Entries taken from a collection
[Start of Attachment]

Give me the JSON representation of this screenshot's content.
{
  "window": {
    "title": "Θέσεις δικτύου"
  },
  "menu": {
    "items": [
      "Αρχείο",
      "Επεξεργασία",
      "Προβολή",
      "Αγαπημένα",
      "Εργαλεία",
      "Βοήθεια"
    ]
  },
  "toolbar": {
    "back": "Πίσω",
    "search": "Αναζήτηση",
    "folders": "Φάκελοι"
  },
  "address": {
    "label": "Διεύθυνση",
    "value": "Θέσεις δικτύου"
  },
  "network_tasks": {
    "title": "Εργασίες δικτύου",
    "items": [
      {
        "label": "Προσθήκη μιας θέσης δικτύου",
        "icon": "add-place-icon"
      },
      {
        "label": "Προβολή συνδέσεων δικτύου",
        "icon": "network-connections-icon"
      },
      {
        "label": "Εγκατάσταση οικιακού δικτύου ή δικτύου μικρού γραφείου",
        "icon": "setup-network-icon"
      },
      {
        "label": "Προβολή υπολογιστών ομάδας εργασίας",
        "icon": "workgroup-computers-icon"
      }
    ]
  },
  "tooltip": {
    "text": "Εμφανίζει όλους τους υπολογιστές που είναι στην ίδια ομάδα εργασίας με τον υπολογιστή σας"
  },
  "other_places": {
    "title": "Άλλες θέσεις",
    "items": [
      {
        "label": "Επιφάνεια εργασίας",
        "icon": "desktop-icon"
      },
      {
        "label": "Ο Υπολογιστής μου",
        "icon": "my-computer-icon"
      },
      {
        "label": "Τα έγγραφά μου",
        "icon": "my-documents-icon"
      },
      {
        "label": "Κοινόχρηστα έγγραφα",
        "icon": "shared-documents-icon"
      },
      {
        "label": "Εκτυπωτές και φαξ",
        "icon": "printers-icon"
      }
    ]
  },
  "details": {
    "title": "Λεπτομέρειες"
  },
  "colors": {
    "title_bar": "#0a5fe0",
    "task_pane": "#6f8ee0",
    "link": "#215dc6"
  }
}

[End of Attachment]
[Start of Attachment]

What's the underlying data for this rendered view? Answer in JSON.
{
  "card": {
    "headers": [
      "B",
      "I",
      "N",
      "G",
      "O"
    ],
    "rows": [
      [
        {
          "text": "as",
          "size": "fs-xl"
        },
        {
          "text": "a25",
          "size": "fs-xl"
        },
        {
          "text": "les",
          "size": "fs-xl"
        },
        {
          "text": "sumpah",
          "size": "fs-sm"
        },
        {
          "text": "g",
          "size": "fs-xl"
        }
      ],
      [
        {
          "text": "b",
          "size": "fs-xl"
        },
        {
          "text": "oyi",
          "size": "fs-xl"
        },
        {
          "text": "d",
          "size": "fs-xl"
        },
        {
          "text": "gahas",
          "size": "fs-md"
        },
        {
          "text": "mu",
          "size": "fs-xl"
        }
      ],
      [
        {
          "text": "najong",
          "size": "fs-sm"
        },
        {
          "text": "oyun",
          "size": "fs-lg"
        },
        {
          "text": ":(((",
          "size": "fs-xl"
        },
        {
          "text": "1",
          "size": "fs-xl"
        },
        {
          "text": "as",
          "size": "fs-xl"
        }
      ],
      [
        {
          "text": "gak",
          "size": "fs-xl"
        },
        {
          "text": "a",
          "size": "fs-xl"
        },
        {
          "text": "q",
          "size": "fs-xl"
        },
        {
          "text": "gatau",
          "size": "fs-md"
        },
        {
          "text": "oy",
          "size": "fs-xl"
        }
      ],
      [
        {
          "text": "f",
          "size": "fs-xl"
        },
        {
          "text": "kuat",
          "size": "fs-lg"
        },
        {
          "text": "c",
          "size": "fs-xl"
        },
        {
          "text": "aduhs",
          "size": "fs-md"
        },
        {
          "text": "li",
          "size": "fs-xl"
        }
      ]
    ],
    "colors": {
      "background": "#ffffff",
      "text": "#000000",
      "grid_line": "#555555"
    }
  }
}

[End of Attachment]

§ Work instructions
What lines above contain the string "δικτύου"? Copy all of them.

§ Expected answer
    "title": "Θέσεις δικτύου"
    "value": "Θέσεις δικτύου"
    "title": "Εργασίες δικτύου",
        "label": "Προσθήκη μιας θέσης δικτύου",
        "label": "Προβολή συνδέσεων δικτύου",
        "label": "Εγκατάσταση οικιακού δικτύου ή δικτύου μικρού γραφείου",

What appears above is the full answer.